»»
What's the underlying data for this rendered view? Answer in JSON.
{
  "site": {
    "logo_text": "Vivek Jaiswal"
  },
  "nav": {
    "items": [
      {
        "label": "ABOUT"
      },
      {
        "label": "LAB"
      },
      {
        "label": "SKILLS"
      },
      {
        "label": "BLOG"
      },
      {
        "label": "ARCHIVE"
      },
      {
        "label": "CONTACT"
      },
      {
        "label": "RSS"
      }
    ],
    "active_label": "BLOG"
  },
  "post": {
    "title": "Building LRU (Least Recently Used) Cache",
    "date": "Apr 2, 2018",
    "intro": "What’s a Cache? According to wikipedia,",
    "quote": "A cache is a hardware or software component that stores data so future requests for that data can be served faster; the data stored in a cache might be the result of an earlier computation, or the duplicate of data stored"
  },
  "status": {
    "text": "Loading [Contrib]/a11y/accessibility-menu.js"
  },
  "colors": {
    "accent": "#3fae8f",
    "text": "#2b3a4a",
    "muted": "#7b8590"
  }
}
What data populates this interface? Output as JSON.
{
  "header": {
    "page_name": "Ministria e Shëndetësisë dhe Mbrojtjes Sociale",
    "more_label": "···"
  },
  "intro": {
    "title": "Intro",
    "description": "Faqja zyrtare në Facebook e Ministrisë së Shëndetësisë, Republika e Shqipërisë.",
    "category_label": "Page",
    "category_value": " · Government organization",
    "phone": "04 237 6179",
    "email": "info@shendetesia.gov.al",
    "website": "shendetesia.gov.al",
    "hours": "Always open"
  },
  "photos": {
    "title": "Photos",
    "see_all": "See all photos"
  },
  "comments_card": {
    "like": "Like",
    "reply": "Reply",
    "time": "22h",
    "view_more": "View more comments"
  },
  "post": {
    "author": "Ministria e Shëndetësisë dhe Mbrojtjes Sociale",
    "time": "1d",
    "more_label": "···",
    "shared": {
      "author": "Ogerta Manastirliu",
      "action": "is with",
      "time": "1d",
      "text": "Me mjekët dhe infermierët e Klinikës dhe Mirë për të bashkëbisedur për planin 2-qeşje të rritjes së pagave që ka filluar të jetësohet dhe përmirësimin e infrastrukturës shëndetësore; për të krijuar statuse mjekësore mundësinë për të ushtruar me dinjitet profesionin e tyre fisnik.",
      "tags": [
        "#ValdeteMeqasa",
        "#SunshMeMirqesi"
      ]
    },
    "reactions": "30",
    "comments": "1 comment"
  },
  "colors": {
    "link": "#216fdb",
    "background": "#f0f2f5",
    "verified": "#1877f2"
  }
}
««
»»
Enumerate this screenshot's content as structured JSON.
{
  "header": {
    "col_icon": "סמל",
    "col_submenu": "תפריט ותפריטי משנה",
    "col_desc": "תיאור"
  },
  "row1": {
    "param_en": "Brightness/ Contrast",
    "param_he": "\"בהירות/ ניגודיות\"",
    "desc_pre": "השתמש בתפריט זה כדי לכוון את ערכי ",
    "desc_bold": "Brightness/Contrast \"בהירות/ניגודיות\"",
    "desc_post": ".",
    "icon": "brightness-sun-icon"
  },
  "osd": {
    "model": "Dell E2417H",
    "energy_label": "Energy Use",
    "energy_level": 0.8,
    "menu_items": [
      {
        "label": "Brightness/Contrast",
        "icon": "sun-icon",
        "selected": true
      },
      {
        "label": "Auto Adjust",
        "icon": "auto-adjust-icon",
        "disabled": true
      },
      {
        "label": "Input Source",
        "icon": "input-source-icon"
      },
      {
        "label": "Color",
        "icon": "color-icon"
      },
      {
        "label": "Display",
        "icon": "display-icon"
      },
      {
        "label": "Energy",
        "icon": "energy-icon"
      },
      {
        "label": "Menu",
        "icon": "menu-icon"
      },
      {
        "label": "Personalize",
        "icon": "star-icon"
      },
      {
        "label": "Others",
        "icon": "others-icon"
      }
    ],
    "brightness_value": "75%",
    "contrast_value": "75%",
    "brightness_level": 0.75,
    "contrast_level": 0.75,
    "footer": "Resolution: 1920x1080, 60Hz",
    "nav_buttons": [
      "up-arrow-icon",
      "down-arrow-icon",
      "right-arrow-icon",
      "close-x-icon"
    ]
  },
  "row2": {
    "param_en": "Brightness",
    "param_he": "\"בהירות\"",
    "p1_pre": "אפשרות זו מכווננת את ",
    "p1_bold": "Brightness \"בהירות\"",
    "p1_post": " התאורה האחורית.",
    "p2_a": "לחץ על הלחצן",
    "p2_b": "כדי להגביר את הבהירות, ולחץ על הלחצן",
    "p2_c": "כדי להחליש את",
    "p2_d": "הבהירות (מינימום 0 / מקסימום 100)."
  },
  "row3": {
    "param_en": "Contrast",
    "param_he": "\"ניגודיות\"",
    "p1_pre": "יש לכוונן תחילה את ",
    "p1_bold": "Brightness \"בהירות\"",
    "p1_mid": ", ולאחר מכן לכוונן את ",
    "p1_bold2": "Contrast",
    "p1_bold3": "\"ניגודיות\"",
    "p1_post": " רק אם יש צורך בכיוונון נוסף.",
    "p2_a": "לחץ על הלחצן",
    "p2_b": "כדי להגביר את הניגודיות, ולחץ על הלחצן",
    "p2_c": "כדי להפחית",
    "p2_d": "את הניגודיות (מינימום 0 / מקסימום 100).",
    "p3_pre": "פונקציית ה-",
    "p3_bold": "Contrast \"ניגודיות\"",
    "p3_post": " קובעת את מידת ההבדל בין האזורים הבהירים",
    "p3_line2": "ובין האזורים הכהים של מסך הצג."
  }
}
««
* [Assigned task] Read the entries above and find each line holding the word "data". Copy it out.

* [Answer to the problem]
What's the underlying data for this rendered view? Answer in JSON.
    "quote": "A cache is a hardware or software component that stores data so future requests for that data can be served faster; the data stored in a cache might be the result of an earlier computation, or the duplicate of data stored"
What data populates this interface? Output as JSON.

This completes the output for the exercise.